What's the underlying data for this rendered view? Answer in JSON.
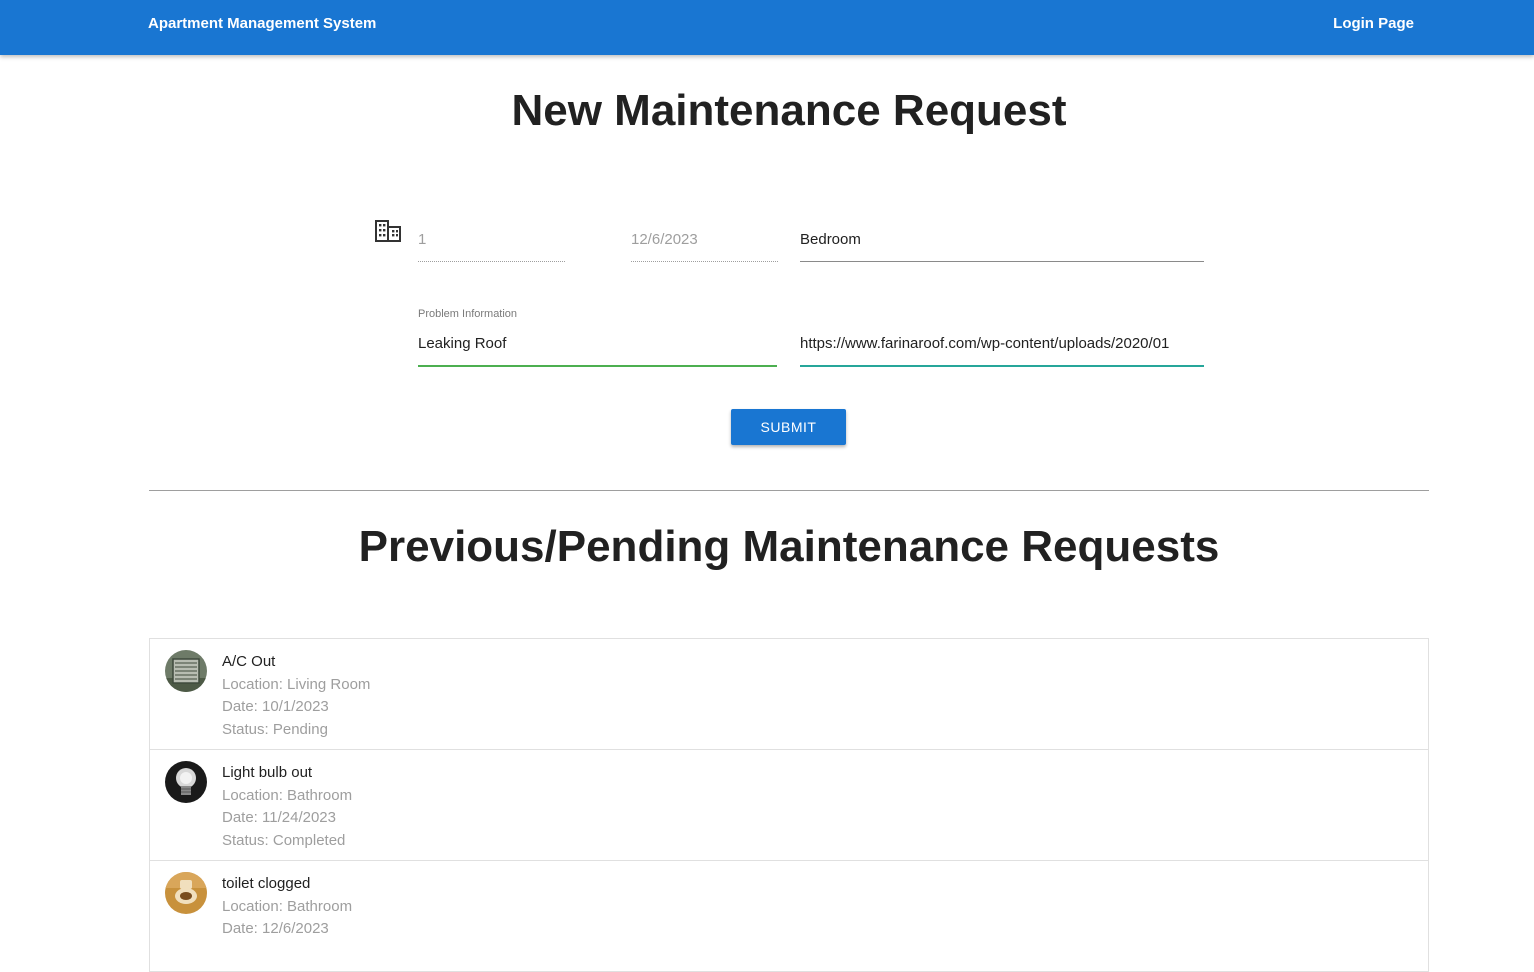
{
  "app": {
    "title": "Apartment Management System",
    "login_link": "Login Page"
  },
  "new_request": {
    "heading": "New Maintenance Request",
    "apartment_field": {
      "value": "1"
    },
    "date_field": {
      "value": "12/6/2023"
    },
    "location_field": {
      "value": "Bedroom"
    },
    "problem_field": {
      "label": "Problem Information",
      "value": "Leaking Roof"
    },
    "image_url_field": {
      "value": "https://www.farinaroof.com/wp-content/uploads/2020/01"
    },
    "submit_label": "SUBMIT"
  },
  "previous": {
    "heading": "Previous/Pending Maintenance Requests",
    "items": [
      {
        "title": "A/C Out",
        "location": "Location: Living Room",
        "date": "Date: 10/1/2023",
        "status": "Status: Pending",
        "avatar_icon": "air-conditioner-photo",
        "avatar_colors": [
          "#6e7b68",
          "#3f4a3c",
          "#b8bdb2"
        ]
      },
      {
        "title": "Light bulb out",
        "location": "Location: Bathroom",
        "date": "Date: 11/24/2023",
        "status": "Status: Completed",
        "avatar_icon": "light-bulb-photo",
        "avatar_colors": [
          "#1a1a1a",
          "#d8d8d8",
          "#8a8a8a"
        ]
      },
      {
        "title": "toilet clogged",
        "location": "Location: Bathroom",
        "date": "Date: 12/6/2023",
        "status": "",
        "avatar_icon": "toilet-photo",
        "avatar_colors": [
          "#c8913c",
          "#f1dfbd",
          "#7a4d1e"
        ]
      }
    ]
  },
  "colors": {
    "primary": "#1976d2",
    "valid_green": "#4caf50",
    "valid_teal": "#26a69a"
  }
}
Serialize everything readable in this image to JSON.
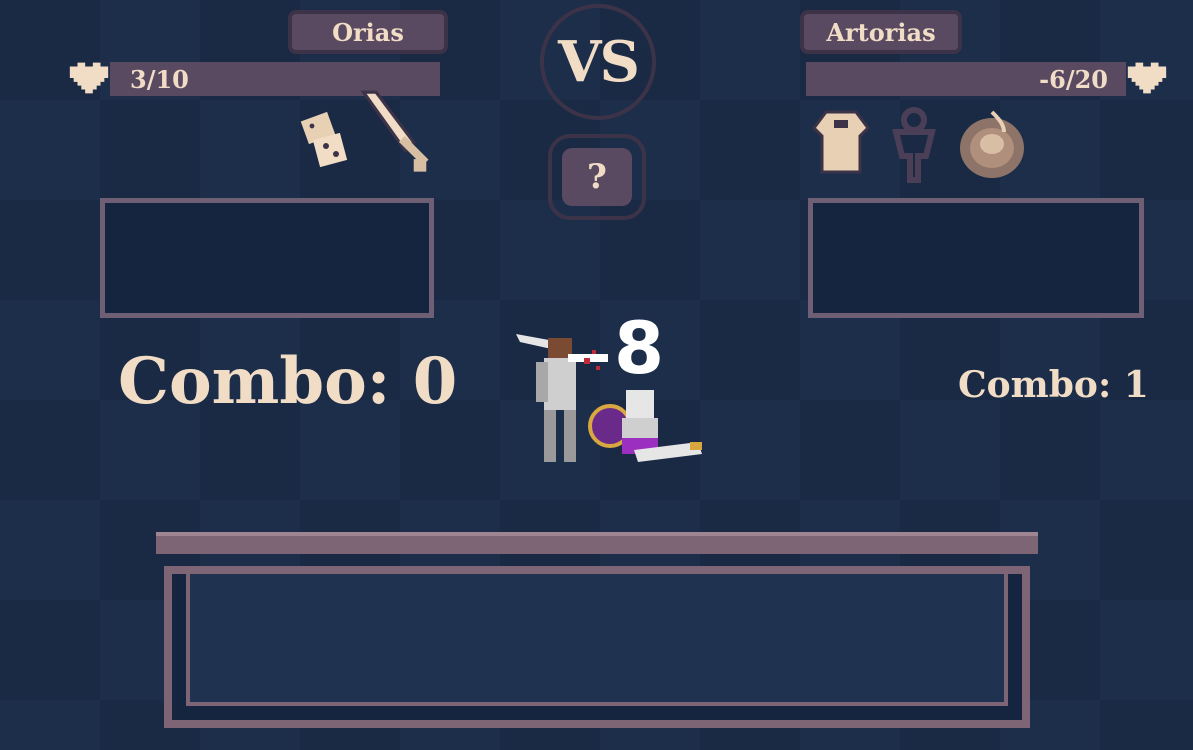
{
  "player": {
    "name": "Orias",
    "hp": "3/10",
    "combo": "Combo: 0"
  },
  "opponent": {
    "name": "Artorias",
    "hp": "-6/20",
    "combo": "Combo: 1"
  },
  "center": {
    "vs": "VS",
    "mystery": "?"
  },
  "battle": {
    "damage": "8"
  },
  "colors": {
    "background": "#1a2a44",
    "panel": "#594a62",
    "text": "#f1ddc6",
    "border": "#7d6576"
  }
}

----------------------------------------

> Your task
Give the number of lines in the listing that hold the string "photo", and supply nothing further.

> Expected answer
3